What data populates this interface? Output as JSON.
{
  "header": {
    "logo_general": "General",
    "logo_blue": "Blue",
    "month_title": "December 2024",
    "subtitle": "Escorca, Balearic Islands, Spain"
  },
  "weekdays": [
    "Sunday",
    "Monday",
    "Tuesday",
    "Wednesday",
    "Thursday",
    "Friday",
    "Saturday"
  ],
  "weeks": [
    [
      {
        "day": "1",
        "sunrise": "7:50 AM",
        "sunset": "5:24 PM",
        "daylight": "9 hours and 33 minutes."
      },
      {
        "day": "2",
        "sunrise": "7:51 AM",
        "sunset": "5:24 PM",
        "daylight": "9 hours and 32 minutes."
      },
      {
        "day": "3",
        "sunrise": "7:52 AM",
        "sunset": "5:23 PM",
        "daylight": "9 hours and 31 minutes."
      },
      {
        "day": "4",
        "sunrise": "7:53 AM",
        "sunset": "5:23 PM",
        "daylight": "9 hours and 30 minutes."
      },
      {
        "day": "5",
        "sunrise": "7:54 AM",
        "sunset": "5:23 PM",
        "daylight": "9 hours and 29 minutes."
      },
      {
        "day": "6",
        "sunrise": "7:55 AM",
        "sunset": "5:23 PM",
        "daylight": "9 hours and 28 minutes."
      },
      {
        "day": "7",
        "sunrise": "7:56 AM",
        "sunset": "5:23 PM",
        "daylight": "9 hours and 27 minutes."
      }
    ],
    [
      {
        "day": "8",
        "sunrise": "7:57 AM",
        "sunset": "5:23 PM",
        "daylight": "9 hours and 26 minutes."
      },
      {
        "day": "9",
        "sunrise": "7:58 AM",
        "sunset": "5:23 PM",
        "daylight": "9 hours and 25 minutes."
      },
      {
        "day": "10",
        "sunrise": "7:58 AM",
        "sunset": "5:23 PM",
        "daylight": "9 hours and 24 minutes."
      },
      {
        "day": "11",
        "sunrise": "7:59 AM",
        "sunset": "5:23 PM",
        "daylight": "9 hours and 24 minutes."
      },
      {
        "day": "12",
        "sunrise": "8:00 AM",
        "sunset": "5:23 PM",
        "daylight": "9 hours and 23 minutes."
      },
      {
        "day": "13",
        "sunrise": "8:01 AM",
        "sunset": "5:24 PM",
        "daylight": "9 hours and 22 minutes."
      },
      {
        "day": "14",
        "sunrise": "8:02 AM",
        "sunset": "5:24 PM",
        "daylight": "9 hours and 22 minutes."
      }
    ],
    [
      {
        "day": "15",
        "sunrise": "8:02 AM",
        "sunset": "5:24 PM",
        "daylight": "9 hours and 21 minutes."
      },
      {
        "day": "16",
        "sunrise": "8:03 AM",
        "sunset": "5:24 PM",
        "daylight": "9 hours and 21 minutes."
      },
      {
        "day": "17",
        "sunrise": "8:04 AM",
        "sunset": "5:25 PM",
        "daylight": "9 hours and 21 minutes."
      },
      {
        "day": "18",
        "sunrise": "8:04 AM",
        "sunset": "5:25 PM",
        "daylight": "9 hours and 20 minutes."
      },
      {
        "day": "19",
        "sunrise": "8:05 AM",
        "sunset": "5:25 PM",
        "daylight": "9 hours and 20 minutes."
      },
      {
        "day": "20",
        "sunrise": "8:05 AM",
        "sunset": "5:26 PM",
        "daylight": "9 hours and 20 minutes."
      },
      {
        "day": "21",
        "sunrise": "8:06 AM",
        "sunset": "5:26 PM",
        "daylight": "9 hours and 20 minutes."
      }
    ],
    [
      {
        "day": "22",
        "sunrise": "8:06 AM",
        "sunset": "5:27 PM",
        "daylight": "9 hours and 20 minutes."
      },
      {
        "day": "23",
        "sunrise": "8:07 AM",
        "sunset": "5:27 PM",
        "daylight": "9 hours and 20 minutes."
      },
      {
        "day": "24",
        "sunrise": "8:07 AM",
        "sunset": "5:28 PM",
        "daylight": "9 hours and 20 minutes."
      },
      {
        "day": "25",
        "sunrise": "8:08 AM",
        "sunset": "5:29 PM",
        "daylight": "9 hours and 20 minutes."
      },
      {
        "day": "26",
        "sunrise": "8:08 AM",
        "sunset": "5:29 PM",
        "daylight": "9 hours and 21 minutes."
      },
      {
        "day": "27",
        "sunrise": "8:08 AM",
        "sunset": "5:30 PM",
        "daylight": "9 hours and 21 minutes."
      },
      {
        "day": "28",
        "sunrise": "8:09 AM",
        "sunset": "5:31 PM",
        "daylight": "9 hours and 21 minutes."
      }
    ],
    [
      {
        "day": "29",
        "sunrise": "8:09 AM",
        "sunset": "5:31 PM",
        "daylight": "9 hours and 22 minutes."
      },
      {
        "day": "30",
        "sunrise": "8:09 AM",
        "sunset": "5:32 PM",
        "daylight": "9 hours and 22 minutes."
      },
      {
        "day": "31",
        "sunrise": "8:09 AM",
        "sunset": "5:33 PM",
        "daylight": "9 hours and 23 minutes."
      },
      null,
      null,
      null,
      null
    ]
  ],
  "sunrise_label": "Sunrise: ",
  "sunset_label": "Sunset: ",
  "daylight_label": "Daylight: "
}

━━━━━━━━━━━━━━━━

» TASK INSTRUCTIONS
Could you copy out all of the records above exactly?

» EXPECTED OUTPUT
What data populates this interface? Output as JSON.
{
  "header": {
    "logo_general": "General",
    "logo_blue": "Blue",
    "month_title": "December 2024",
    "subtitle": "Escorca, Balearic Islands, Spain"
  },
  "weekdays": [
    "Sunday",
    "Monday",
    "Tuesday",
    "Wednesday",
    "Thursday",
    "Friday",
    "Saturday"
  ],
  "weeks": [
    [
      {
        "day": "1",
        "sunrise": "7:50 AM",
        "sunset": "5:24 PM",
        "daylight": "9 hours and 33 minutes."
      },
      {
        "day": "2",
        "sunrise": "7:51 AM",
        "sunset": "5:24 PM",
        "daylight": "9 hours and 32 minutes."
      },
      {
        "day": "3",
        "sunrise": "7:52 AM",
        "sunset": "5:23 PM",
        "daylight": "9 hours and 31 minutes."
      },
      {
        "day": "4",
        "sunrise": "7:53 AM",
        "sunset": "5:23 PM",
        "daylight": "9 hours and 30 minutes."
      },
      {
        "day": "5",
        "sunrise": "7:54 AM",
        "sunset": "5:23 PM",
        "daylight": "9 hours and 29 minutes."
      },
      {
        "day": "6",
        "sunrise": "7:55 AM",
        "sunset": "5:23 PM",
        "daylight": "9 hours and 28 minutes."
      },
      {
        "day": "7",
        "sunrise": "7:56 AM",
        "sunset": "5:23 PM",
        "daylight": "9 hours and 27 minutes."
      }
    ],
    [
      {
        "day": "8",
        "sunrise": "7:57 AM",
        "sunset": "5:23 PM",
        "daylight": "9 hours and 26 minutes."
      },
      {
        "day": "9",
        "sunrise": "7:58 AM",
        "sunset": "5:23 PM",
        "daylight": "9 hours and 25 minutes."
      },
      {
        "day": "10",
        "sunrise": "7:58 AM",
        "sunset": "5:23 PM",
        "daylight": "9 hours and 24 minutes."
      },
      {
        "day": "11",
        "sunrise": "7:59 AM",
        "sunset": "5:23 PM",
        "daylight": "9 hours and 24 minutes."
      },
      {
        "day": "12",
        "sunrise": "8:00 AM",
        "sunset": "5:23 PM",
        "daylight": "9 hours and 23 minutes."
      },
      {
        "day": "13",
        "sunrise": "8:01 AM",
        "sunset": "5:24 PM",
        "daylight": "9 hours and 22 minutes."
      },
      {
        "day": "14",
        "sunrise": "8:02 AM",
        "sunset": "5:24 PM",
        "daylight": "9 hours and 22 minutes."
      }
    ],
    [
      {
        "day": "15",
        "sunrise": "8:02 AM",
        "sunset": "5:24 PM",
        "daylight": "9 hours and 21 minutes."
      },
      {
        "day": "16",
        "sunrise": "8:03 AM",
        "sunset": "5:24 PM",
        "daylight": "9 hours and 21 minutes."
      },
      {
        "day": "17",
        "sunrise": "8:04 AM",
        "sunset": "5:25 PM",
        "daylight": "9 hours and 21 minutes."
      },
      {
        "day": "18",
        "sunrise": "8:04 AM",
        "sunset": "5:25 PM",
        "daylight": "9 hours and 20 minutes."
      },
      {
        "day": "19",
        "sunrise": "8:05 AM",
        "sunset": "5:25 PM",
        "daylight": "9 hours and 20 minutes."
      },
      {
        "day": "20",
        "sunrise": "8:05 AM",
        "sunset": "5:26 PM",
        "daylight": "9 hours and 20 minutes."
      },
      {
        "day": "21",
        "sunrise": "8:06 AM",
        "sunset": "5:26 PM",
        "daylight": "9 hours and 20 minutes."
      }
    ],
    [
      {
        "day": "22",
        "sunrise": "8:06 AM",
        "sunset": "5:27 PM",
        "daylight": "9 hours and 20 minutes."
      },
      {
        "day": "23",
        "sunrise": "8:07 AM",
        "sunset": "5:27 PM",
        "daylight": "9 hours and 20 minutes."
      },
      {
        "day": "24",
        "sunrise": "8:07 AM",
        "sunset": "5:28 PM",
        "daylight": "9 hours and 20 minutes."
      },
      {
        "day": "25",
        "sunrise": "8:08 AM",
        "sunset": "5:29 PM",
        "daylight": "9 hours and 20 minutes."
      },
      {
        "day": "26",
        "sunrise": "8:08 AM",
        "sunset": "5:29 PM",
        "daylight": "9 hours and 21 minutes."
      },
      {
        "day": "27",
        "sunrise": "8:08 AM",
        "sunset": "5:30 PM",
        "daylight": "9 hours and 21 minutes."
      },
      {
        "day": "28",
        "sunrise": "8:09 AM",
        "sunset": "5:31 PM",
        "daylight": "9 hours and 21 minutes."
      }
    ],
    [
      {
        "day": "29",
        "sunrise": "8:09 AM",
        "sunset": "5:31 PM",
        "daylight": "9 hours and 22 minutes."
      },
      {
        "day": "30",
        "sunrise": "8:09 AM",
        "sunset": "5:32 PM",
        "daylight": "9 hours and 22 minutes."
      },
      {
        "day": "31",
        "sunrise": "8:09 AM",
        "sunset": "5:33 PM",
        "daylight": "9 hours and 23 minutes."
      },
      null,
      null,
      null,
      null
    ]
  ],
  "sunrise_label": "Sunrise: ",
  "sunset_label": "Sunset: ",
  "daylight_label": "Daylight: "
}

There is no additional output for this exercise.